A weekly summary of what I’ve found interesting at the intersection of economics, finance and technology.
US and West Germany Eavesdropped On Encrypted Communications for Decades — Their intelligence services bought a company, Crypto AG, that sold encryption machines to many governments. They then intentionally weakened the ones sold to anyone who was not deemed an ally, to be able to break the encryption easily. Both friend and foe received these doctored machines, and the flow of intelligence carried on for decades. Just go and read the full story, it’s mind-blowing. Two key takeaways. First, the good news is that software has today removed a potential single point of failure like this, and the phone in your pocket transparently encrypts most things in a way that would take decades or longer to break. The bad news is that governments and intelligence services will keep looking for ways to weaken that strong encryption. Second, these revelations obviously undermine the US stance on using Huawei equipment in 5G networks. Speaking of which… Read
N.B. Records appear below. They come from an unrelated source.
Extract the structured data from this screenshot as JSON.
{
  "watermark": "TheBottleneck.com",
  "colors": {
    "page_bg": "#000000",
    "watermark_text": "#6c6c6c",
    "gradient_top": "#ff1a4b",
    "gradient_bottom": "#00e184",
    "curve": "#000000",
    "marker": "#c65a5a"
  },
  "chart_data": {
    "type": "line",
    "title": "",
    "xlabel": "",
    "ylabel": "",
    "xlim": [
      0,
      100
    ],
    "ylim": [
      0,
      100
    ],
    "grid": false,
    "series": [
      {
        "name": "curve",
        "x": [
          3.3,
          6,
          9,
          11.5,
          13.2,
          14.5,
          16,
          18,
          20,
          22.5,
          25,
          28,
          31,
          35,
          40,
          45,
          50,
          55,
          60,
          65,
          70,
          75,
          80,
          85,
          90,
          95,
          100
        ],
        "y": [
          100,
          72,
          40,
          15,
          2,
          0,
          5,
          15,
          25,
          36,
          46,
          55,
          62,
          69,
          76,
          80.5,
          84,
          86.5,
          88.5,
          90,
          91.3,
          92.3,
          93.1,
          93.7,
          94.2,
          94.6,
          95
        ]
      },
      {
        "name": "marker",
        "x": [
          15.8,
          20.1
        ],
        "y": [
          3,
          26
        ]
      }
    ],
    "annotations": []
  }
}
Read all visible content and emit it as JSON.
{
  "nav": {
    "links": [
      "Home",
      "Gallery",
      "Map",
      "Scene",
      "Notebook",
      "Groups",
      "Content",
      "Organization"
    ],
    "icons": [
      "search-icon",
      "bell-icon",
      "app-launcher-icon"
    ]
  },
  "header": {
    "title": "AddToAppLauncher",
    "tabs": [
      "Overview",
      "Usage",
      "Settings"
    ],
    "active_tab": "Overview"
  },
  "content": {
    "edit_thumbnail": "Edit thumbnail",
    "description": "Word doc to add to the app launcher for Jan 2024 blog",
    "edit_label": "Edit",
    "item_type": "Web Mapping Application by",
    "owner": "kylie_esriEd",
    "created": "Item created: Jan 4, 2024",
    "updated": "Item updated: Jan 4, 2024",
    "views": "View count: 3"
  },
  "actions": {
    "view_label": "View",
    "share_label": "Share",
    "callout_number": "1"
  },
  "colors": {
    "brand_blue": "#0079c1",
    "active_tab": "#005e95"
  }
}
US Officials Say Huawei Allows Covert Access to Networks — Technologically this would be fairly trivial, and hence I could certainly imagine this being true. The problem is, especially now given the item above, that this is equally believable for any equipment made in the US or Europe… Read ($)
India’s Proposed Privacy Bill Causes Worry — And for the last piece in this triptych, a proposed privacy bill in India contains provisions to weaken end-to-end encryption, which would affect e.g. Whatsapp, and gives the government wide latitude to use citizens’ data in any way they want, including surveillance. Read ($)
Facebook Removed a Bunch of Users, Groups and Pages That Were Engaging in “Inauthentic Behaviour” — Interesting glimpse at the scale and diversity of the manipulation that is attempted on Facebook. Some of this looks pretty clumsy, so I genuinely wonder how effective it is. Read
Tech Disruptors Disrupt, Part 1 — The latest sector to be “disrupted” in such a way that existing privilege is entrenched and biases perpetuated is job searches, where automated screening systems have engendered a hellscape for candidates. Read
Tech Disruptors Disrupt, Part 2 — That free email app that allows you to track prices or “snooze” emails is scraping your data and selling it. We probably shouldn’t be surprised by something like this anymore, but it’s worth repeating that a good hygiene practice for your personal data safety is to use e.g. the stock apps on your devices instead of “free” alternatives. Read
“Smart Doorbell” Ring Doesn’t Actually Help Law Enforcement — Ring (the company) shares videos taken by its doorbell camera with the police in many places, but it seems this has not led to any arrests or even reduction in crime. So it basically just violates people’s privacy for its own sake… Read
Messaging App Signal Wants to Be an Alternative to WhatsApp — Very interesting overview of the evolution of Signal, the privacy-focused messaging app. Thanks to an infusion of cash from one of WhatsApp’s founders, they are starting to build consumer-focused features with privacy in mind (who thought stickers could be that complicated), and are looking to scale up massively. This is promising news. Read ($)
According to the FT’s very sensible Rana Faroohar, all hope is not lost for digital tools to serve and promote democracy. There are some interesting ideas and tools mentioned here. Read ($)
For ride-sharing companies to pivot to self-driving cars, they will have to come up with some clever financial innovation, lest their balance sheets grow to the size of a respectable small country. Read ($)
Mark Zuckerberg destroyed his personal notebooks, which, among others, charted the original ideas for Facebook. “He says he did it for privacy reasons.” You just can’t make this up. Read
Atypical tech company Basecamp has been on a roll lately practicing what they preach (more privacy, less abuse of users’ data.) A few months ago, they announced they would stop tracking who opened their emails and clicked on links. They just posted an evaluation of the practice, and the statistics are not being missed. Read
In the interests of full disclosure and to avoid any charges of hypocrisy, I’ll admit that I’ve been tracking “opens” and “clicks” on this very newsletter, but I realise it’s been at least a few weeks since I last looked at them, and so I decided to turn off tracking as well. Just so you know, if you’d been opening these emails to protect my fragile ego, you can stop doing that now…
The Nikkei Asian Review tore down a Tesla Model 3 and concludes that its self-driving computer is six years ahead of the competition. The silicon chips are apparently made in-house too, which has all sorts of implications for the supply chain. Read ($)
That’s it for this week’s edition. As always, thanks for reading and please forward this to anyone who you think might be interested, it would be much appreciated.